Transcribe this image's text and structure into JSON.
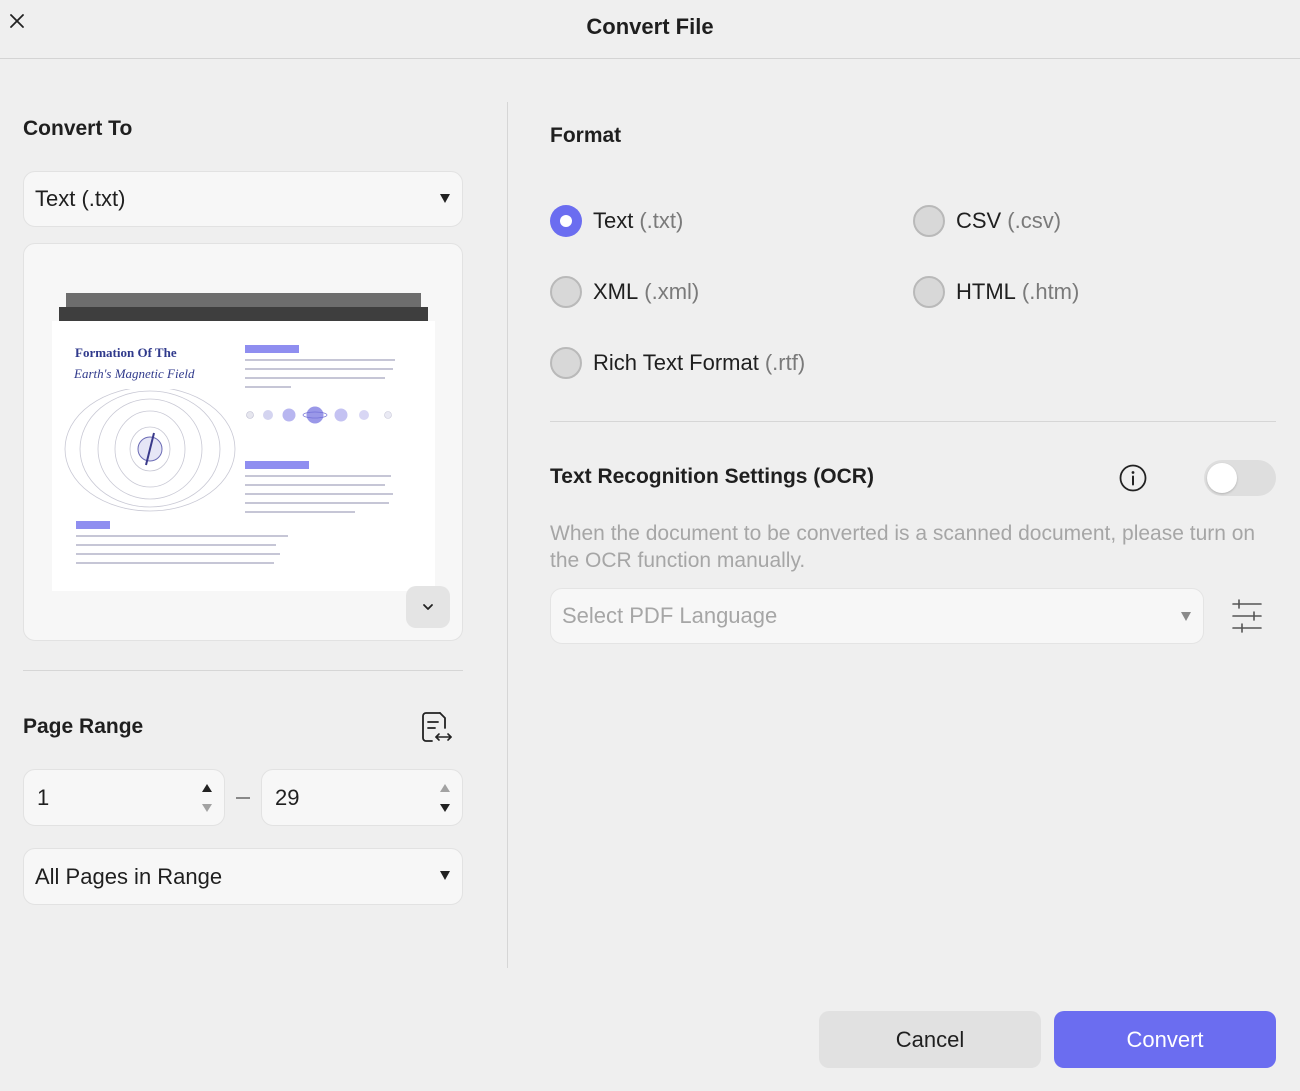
{
  "window": {
    "title": "Convert File"
  },
  "left": {
    "convert_to_title": "Convert To",
    "convert_to_value": "Text (.txt)",
    "preview": {
      "doc_title_line1": "Formation Of The",
      "doc_title_line2": "Earth's Magnetic Field"
    },
    "page_range_title": "Page Range",
    "range_from": "1",
    "range_to": "29",
    "pages_option": "All Pages in Range"
  },
  "format": {
    "title": "Format",
    "options": [
      {
        "name": "Text",
        "ext": "(.txt)",
        "selected": true
      },
      {
        "name": "CSV",
        "ext": "(.csv)",
        "selected": false
      },
      {
        "name": "XML",
        "ext": "(.xml)",
        "selected": false
      },
      {
        "name": "HTML",
        "ext": "(.htm)",
        "selected": false
      },
      {
        "name": "Rich Text Format",
        "ext": "(.rtf)",
        "selected": false
      }
    ]
  },
  "ocr": {
    "title": "Text Recognition Settings (OCR)",
    "enabled": false,
    "description": "When the document to be converted is a scanned document, please turn on the OCR function manually.",
    "language_placeholder": "Select PDF Language"
  },
  "buttons": {
    "cancel": "Cancel",
    "convert": "Convert"
  },
  "colors": {
    "accent": "#6b6df0",
    "background": "#efefef",
    "muted_text": "#a6a6a6"
  },
  "icons": [
    "close-icon",
    "chevron-down-icon",
    "page-range-icon",
    "info-icon",
    "sliders-icon"
  ]
}
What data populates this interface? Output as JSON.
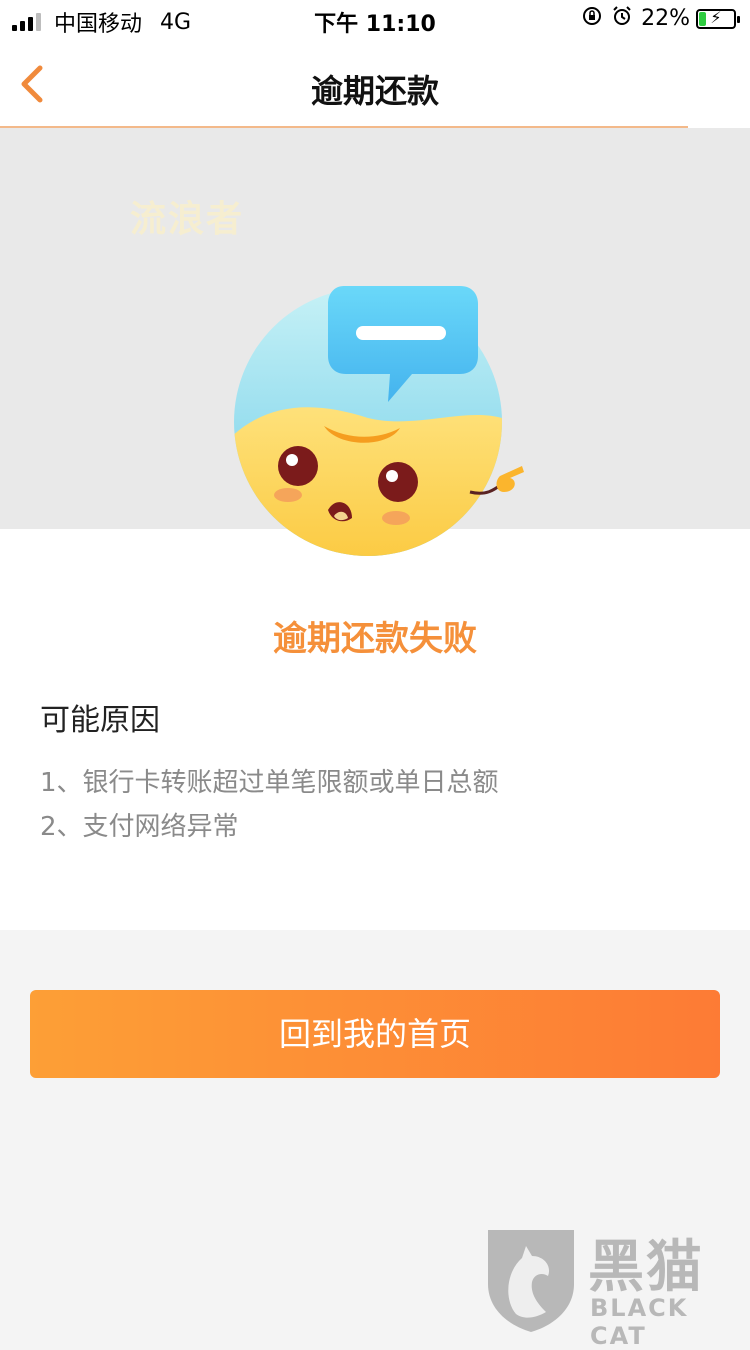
{
  "status_bar": {
    "carrier": "中国移动",
    "network": "4G",
    "time": "下午 11:10",
    "battery_percent_text": "22%",
    "battery_level": 0.22,
    "lock_icon": "orientation-lock-icon",
    "alarm_icon": "alarm-clock-icon"
  },
  "nav": {
    "title": "逾期还款",
    "back_icon": "chevron-left-icon"
  },
  "hero": {
    "user_watermark": "流浪者"
  },
  "result": {
    "title": "逾期还款失败",
    "reasons_heading": "可能原因",
    "reasons": [
      "1、银行卡转账超过单笔限额或单日总额",
      "2、支付网络异常"
    ]
  },
  "actions": {
    "home_button_label": "回到我的首页"
  },
  "brand_watermark": {
    "name": "黑猫",
    "sub": "BLACK CAT"
  },
  "colors": {
    "accent": "#f5903a",
    "button_start": "#fd9f36",
    "button_end": "#fd7b35",
    "back_arrow": "#f08a3c"
  }
}
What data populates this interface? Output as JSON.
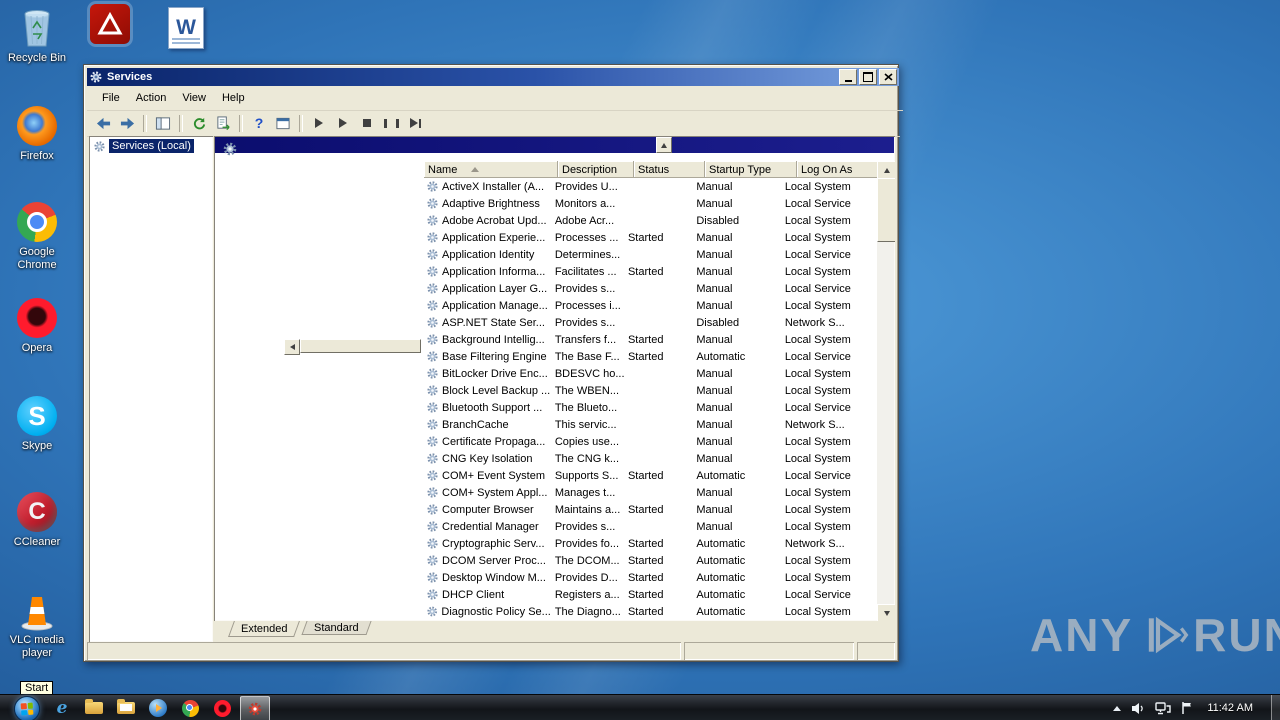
{
  "colors": {
    "selection_navy": "#0a246a",
    "titlebar_gradient": [
      "#0a246a",
      "#7aa2e0"
    ],
    "extended_header_navy": "#0d0f72",
    "desktop_blue": "#2f74b8",
    "taskbar_dark": "#121519"
  },
  "desktop": {
    "icons": [
      {
        "label": "Recycle Bin"
      },
      {
        "label": "Firefox"
      },
      {
        "label": "Google Chrome"
      },
      {
        "label": "Opera"
      },
      {
        "label": "Skype"
      },
      {
        "label": "CCleaner"
      },
      {
        "label": "VLC media player"
      }
    ],
    "top_shortcuts": [
      "adobe-reader",
      "word-document"
    ]
  },
  "watermark": {
    "left": "ANY",
    "right": "RUN"
  },
  "window": {
    "title": "Services",
    "menu_items": [
      "File",
      "Action",
      "View",
      "Help"
    ],
    "toolbar_buttons": [
      "back",
      "forward",
      "show-console-tree",
      "refresh",
      "export-list",
      "help",
      "properties",
      "start-service",
      "resume-service",
      "stop-service",
      "pause-service",
      "restart-service"
    ],
    "tree_root": "Services (Local)",
    "columns": [
      "Name",
      "Description",
      "Status",
      "Startup Type",
      "Log On As"
    ],
    "tabs": [
      "Extended",
      "Standard"
    ],
    "rows": [
      {
        "name": "ActiveX Installer (A...",
        "description": "Provides U...",
        "status": "",
        "startup_type": "Manual",
        "log_on_as": "Local System"
      },
      {
        "name": "Adaptive Brightness",
        "description": "Monitors a...",
        "status": "",
        "startup_type": "Manual",
        "log_on_as": "Local Service"
      },
      {
        "name": "Adobe Acrobat Upd...",
        "description": "Adobe Acr...",
        "status": "",
        "startup_type": "Disabled",
        "log_on_as": "Local System"
      },
      {
        "name": "Application Experie...",
        "description": "Processes ...",
        "status": "Started",
        "startup_type": "Manual",
        "log_on_as": "Local System"
      },
      {
        "name": "Application Identity",
        "description": "Determines...",
        "status": "",
        "startup_type": "Manual",
        "log_on_as": "Local Service"
      },
      {
        "name": "Application Informa...",
        "description": "Facilitates ...",
        "status": "Started",
        "startup_type": "Manual",
        "log_on_as": "Local System"
      },
      {
        "name": "Application Layer G...",
        "description": "Provides s...",
        "status": "",
        "startup_type": "Manual",
        "log_on_as": "Local Service"
      },
      {
        "name": "Application Manage...",
        "description": "Processes i...",
        "status": "",
        "startup_type": "Manual",
        "log_on_as": "Local System"
      },
      {
        "name": "ASP.NET State Ser...",
        "description": "Provides s...",
        "status": "",
        "startup_type": "Disabled",
        "log_on_as": "Network S..."
      },
      {
        "name": "Background Intellig...",
        "description": "Transfers f...",
        "status": "Started",
        "startup_type": "Manual",
        "log_on_as": "Local System"
      },
      {
        "name": "Base Filtering Engine",
        "description": "The Base F...",
        "status": "Started",
        "startup_type": "Automatic",
        "log_on_as": "Local Service"
      },
      {
        "name": "BitLocker Drive Enc...",
        "description": "BDESVC ho...",
        "status": "",
        "startup_type": "Manual",
        "log_on_as": "Local System"
      },
      {
        "name": "Block Level Backup ...",
        "description": "The WBEN...",
        "status": "",
        "startup_type": "Manual",
        "log_on_as": "Local System"
      },
      {
        "name": "Bluetooth Support ...",
        "description": "The Blueto...",
        "status": "",
        "startup_type": "Manual",
        "log_on_as": "Local Service"
      },
      {
        "name": "BranchCache",
        "description": "This servic...",
        "status": "",
        "startup_type": "Manual",
        "log_on_as": "Network S..."
      },
      {
        "name": "Certificate Propaga...",
        "description": "Copies use...",
        "status": "",
        "startup_type": "Manual",
        "log_on_as": "Local System"
      },
      {
        "name": "CNG Key Isolation",
        "description": "The CNG k...",
        "status": "",
        "startup_type": "Manual",
        "log_on_as": "Local System"
      },
      {
        "name": "COM+ Event System",
        "description": "Supports S...",
        "status": "Started",
        "startup_type": "Automatic",
        "log_on_as": "Local Service"
      },
      {
        "name": "COM+ System Appl...",
        "description": "Manages t...",
        "status": "",
        "startup_type": "Manual",
        "log_on_as": "Local System"
      },
      {
        "name": "Computer Browser",
        "description": "Maintains a...",
        "status": "Started",
        "startup_type": "Manual",
        "log_on_as": "Local System"
      },
      {
        "name": "Credential Manager",
        "description": "Provides s...",
        "status": "",
        "startup_type": "Manual",
        "log_on_as": "Local System"
      },
      {
        "name": "Cryptographic Serv...",
        "description": "Provides fo...",
        "status": "Started",
        "startup_type": "Automatic",
        "log_on_as": "Network S..."
      },
      {
        "name": "DCOM Server Proc...",
        "description": "The DCOM...",
        "status": "Started",
        "startup_type": "Automatic",
        "log_on_as": "Local System"
      },
      {
        "name": "Desktop Window M...",
        "description": "Provides D...",
        "status": "Started",
        "startup_type": "Automatic",
        "log_on_as": "Local System"
      },
      {
        "name": "DHCP Client",
        "description": "Registers a...",
        "status": "Started",
        "startup_type": "Automatic",
        "log_on_as": "Local Service"
      },
      {
        "name": "Diagnostic Policy Se...",
        "description": "The Diagno...",
        "status": "Started",
        "startup_type": "Automatic",
        "log_on_as": "Local System"
      }
    ]
  },
  "taskbar": {
    "start_tooltip": "Start",
    "clock": "11:42 AM",
    "buttons": [
      "internet-explorer",
      "windows-explorer",
      "documents-folder",
      "media-player",
      "google-chrome",
      "opera",
      "services-active"
    ],
    "tray_icons": [
      "hidden-icons-chevron",
      "volume",
      "network",
      "action-center-flag"
    ]
  }
}
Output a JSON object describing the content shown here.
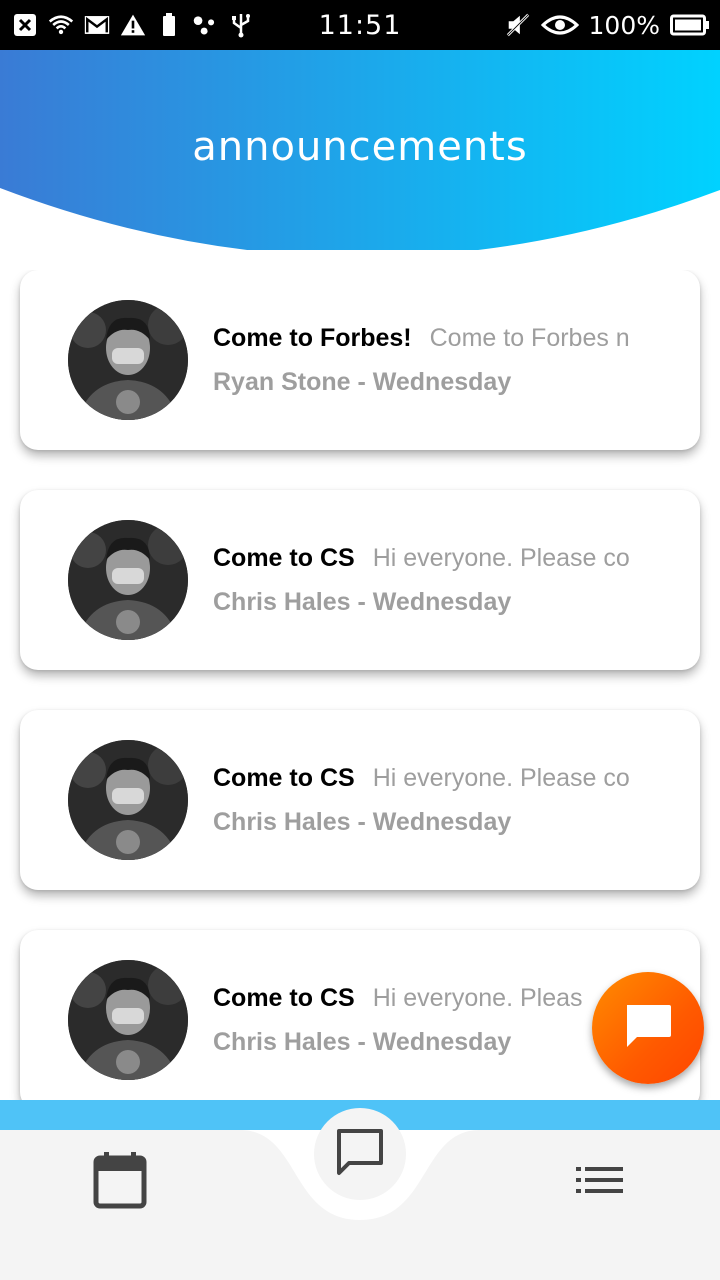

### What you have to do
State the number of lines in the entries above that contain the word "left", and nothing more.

### Response area
3